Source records
:::::
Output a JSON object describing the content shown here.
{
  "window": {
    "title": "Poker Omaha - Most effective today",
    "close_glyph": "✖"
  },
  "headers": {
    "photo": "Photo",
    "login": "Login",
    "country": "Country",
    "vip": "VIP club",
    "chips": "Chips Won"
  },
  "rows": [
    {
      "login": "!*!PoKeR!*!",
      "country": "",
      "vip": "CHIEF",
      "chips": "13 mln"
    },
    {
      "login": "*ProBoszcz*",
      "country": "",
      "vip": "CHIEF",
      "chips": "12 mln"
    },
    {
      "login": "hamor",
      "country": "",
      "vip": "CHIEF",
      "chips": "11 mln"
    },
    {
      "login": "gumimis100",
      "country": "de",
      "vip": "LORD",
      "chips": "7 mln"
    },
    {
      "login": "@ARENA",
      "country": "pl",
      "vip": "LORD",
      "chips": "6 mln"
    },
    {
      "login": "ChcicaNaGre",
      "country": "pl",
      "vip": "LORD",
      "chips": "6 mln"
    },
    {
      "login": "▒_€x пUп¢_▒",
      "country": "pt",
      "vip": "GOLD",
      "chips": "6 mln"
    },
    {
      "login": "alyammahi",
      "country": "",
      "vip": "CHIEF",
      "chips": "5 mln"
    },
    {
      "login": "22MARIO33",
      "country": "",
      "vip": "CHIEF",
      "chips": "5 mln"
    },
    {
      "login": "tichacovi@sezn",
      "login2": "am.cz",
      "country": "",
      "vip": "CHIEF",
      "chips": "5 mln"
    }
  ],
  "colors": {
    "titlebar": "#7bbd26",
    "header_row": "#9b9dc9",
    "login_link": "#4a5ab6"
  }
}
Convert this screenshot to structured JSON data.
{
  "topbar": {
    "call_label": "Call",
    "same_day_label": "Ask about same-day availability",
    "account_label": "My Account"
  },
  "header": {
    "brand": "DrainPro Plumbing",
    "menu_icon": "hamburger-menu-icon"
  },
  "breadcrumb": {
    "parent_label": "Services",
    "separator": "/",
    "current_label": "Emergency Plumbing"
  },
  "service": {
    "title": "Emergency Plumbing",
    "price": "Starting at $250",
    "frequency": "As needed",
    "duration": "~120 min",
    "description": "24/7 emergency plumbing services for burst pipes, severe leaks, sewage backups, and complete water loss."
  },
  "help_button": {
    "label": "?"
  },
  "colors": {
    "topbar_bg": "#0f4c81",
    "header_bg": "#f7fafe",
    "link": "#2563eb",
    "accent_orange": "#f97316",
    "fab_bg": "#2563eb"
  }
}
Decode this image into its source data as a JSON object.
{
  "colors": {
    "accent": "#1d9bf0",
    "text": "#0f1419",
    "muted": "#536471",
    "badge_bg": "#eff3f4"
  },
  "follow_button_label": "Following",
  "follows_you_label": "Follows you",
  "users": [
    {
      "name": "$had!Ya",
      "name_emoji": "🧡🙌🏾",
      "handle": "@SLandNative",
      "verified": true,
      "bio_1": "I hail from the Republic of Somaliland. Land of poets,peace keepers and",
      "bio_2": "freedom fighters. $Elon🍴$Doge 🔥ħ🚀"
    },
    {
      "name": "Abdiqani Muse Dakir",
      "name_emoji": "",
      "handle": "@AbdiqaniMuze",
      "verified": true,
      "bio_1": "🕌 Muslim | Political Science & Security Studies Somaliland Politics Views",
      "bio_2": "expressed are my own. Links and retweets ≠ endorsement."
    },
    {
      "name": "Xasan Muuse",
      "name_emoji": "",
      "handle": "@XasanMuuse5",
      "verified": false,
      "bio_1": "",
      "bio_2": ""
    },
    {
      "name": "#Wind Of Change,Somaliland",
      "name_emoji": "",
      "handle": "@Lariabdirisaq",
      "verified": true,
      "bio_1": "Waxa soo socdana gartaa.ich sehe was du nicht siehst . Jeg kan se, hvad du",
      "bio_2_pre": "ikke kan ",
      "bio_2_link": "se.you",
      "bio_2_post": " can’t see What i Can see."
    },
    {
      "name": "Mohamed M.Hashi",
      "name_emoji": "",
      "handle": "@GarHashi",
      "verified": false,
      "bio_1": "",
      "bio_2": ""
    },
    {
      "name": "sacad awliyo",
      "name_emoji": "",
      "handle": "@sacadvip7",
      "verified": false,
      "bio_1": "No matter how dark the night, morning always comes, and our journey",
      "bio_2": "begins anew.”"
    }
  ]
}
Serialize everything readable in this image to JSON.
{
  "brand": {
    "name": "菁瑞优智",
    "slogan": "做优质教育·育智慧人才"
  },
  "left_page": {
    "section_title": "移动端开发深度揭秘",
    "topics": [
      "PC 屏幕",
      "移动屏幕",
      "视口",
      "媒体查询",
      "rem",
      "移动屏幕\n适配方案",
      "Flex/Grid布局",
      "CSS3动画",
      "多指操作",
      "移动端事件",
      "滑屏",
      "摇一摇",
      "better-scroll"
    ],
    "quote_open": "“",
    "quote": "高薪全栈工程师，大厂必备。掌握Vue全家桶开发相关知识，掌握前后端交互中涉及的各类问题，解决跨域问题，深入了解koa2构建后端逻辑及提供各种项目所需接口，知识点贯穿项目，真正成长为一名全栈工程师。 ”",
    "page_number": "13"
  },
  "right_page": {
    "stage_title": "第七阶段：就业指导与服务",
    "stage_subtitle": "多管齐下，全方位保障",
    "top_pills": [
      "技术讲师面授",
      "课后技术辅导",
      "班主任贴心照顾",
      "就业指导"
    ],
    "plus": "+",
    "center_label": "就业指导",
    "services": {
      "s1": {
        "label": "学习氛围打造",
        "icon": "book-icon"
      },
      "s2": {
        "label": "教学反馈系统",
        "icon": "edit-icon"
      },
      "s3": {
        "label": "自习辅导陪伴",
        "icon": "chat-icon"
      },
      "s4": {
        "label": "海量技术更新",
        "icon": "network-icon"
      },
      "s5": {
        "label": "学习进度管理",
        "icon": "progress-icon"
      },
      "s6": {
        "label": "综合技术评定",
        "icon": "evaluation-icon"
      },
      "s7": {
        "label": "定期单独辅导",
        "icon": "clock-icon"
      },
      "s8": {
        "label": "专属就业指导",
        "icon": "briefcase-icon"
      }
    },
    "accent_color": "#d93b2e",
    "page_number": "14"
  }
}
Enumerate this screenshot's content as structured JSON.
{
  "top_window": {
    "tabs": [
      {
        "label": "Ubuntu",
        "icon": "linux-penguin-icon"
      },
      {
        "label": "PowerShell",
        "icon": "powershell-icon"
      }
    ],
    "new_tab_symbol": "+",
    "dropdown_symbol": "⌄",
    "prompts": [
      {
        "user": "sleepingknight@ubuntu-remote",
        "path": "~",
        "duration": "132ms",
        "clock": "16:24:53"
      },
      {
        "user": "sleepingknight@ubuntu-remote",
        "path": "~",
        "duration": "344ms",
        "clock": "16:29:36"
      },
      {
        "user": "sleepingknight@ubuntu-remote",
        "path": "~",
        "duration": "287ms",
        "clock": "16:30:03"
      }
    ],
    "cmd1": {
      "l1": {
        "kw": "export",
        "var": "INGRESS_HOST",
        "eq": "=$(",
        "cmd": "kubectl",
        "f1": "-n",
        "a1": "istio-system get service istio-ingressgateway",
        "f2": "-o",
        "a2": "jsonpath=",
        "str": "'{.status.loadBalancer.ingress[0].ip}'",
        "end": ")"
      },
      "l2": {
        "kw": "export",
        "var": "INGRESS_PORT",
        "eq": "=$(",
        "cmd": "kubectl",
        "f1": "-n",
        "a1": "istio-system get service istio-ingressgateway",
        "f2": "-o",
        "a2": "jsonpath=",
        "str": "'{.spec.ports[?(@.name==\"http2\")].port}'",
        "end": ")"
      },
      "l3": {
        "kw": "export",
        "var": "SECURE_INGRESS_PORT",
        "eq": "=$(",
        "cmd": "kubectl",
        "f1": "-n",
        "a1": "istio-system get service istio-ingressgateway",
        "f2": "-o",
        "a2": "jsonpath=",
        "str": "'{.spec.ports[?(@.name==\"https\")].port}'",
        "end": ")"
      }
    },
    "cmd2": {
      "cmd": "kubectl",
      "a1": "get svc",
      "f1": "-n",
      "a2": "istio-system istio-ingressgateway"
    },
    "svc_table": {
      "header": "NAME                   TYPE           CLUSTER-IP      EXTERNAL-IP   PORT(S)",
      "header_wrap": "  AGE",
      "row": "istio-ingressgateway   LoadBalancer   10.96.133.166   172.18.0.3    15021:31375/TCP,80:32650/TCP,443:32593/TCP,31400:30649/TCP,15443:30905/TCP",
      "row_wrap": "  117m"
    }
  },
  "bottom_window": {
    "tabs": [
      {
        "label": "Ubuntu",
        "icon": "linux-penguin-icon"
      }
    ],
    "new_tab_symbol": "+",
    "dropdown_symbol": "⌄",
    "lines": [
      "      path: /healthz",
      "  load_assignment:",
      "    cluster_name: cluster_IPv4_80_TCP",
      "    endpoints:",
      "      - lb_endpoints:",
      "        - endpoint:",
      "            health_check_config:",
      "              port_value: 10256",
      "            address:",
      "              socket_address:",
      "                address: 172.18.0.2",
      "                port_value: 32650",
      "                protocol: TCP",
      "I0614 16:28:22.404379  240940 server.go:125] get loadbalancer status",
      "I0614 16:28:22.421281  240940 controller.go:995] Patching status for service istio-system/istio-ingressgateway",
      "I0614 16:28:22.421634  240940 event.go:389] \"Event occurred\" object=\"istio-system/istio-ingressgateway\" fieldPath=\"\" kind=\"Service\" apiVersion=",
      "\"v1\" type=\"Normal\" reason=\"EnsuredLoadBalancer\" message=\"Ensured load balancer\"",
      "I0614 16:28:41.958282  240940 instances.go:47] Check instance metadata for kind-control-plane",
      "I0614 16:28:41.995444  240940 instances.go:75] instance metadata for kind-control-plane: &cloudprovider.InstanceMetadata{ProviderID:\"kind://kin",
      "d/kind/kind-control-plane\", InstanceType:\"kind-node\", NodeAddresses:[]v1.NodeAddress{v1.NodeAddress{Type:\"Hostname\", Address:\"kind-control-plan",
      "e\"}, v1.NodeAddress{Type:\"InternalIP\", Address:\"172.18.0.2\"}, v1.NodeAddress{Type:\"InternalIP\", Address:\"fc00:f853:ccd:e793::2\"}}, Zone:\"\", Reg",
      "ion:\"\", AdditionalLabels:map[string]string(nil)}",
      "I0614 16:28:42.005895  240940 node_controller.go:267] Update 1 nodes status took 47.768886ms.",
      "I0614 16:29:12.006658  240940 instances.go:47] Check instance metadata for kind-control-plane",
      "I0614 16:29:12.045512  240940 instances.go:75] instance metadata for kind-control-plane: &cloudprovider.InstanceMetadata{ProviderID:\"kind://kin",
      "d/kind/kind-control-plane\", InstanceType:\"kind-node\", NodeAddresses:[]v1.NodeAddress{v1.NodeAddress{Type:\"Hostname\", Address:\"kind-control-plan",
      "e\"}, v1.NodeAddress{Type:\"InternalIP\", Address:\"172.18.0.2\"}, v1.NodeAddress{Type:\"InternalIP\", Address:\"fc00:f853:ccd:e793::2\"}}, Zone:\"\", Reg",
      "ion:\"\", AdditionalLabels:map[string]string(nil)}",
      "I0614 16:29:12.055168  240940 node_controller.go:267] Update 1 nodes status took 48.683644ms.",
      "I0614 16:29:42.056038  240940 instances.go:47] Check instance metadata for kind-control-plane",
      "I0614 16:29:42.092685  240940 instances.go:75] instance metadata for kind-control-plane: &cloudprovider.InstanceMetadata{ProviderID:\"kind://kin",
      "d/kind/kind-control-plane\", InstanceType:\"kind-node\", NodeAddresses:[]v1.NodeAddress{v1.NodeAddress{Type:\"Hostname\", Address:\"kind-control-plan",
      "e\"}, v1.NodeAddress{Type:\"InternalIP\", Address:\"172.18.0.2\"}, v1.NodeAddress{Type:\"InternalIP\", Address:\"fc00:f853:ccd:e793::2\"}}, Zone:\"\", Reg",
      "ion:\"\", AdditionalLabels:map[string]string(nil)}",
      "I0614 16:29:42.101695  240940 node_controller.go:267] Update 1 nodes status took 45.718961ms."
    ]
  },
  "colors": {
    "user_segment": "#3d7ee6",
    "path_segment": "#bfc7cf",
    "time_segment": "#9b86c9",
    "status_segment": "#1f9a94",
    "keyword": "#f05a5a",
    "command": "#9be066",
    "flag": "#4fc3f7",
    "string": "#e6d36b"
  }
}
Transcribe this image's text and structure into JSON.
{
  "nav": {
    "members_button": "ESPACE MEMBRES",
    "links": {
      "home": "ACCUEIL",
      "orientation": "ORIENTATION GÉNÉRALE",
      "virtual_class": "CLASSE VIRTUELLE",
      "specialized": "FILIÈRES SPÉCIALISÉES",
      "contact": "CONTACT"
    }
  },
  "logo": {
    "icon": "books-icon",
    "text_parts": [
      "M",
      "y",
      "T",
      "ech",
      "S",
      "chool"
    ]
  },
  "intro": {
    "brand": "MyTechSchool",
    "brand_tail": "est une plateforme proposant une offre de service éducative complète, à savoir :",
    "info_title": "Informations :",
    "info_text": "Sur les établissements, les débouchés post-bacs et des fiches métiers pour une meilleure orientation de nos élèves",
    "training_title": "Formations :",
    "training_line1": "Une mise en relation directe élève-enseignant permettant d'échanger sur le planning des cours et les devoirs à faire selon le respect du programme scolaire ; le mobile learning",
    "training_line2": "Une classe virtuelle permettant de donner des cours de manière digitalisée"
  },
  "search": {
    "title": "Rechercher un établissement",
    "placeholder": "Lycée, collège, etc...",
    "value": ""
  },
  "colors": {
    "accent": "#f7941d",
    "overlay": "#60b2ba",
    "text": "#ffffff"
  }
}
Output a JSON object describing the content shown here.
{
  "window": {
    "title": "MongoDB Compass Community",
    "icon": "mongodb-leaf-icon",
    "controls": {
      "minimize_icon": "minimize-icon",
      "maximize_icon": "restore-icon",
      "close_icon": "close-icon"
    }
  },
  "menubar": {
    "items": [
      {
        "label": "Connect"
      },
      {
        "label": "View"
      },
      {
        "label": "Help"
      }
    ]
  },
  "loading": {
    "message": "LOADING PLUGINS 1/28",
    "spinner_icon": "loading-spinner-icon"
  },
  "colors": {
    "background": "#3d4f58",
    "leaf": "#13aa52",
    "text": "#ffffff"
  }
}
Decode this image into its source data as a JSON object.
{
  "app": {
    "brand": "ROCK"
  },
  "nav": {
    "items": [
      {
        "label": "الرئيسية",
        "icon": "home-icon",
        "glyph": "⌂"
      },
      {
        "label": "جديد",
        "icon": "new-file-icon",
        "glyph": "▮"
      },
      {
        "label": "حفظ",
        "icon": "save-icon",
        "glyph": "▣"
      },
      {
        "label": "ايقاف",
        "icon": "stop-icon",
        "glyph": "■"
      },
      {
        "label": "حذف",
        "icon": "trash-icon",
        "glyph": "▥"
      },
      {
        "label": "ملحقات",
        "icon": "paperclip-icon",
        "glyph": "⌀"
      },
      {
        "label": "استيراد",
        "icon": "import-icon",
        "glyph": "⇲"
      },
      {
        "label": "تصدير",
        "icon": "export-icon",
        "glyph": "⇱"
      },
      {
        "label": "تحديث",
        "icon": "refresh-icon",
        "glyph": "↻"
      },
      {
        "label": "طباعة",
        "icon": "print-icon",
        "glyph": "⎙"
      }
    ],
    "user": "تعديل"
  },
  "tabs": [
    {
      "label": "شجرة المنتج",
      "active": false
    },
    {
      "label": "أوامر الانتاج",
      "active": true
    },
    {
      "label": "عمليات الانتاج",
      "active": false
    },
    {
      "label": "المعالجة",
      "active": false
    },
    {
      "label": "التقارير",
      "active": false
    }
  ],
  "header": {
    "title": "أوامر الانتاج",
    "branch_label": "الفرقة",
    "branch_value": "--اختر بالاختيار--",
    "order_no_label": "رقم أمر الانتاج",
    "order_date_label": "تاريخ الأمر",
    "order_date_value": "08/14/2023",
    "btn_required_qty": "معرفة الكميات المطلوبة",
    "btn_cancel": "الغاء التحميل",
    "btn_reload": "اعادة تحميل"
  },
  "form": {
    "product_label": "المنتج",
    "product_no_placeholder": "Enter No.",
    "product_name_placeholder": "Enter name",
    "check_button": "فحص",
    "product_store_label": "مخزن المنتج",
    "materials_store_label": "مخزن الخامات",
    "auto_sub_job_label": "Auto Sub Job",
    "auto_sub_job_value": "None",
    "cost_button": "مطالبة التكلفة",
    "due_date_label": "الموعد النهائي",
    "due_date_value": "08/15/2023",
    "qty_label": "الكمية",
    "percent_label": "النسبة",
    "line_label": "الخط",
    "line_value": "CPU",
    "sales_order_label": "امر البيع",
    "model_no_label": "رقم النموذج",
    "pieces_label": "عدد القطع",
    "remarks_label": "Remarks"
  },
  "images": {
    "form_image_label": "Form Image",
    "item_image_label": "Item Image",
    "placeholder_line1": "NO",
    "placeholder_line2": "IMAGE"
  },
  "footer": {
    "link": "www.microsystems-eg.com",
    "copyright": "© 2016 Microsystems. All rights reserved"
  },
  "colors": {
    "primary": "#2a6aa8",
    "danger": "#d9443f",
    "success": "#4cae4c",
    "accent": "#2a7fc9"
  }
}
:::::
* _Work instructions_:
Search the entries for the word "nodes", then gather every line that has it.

* _Solution_:
      "I0614 16:28:42.005895  240940 node_controller.go:267] Update 1 nodes status took 47.768886ms.",
      "I0614 16:29:12.055168  240940 node_controller.go:267] Update 1 nodes status took 48.683644ms.",
      "I0614 16:29:42.101695  240940 node_controller.go:267] Update 1 nodes status took 45.718961ms."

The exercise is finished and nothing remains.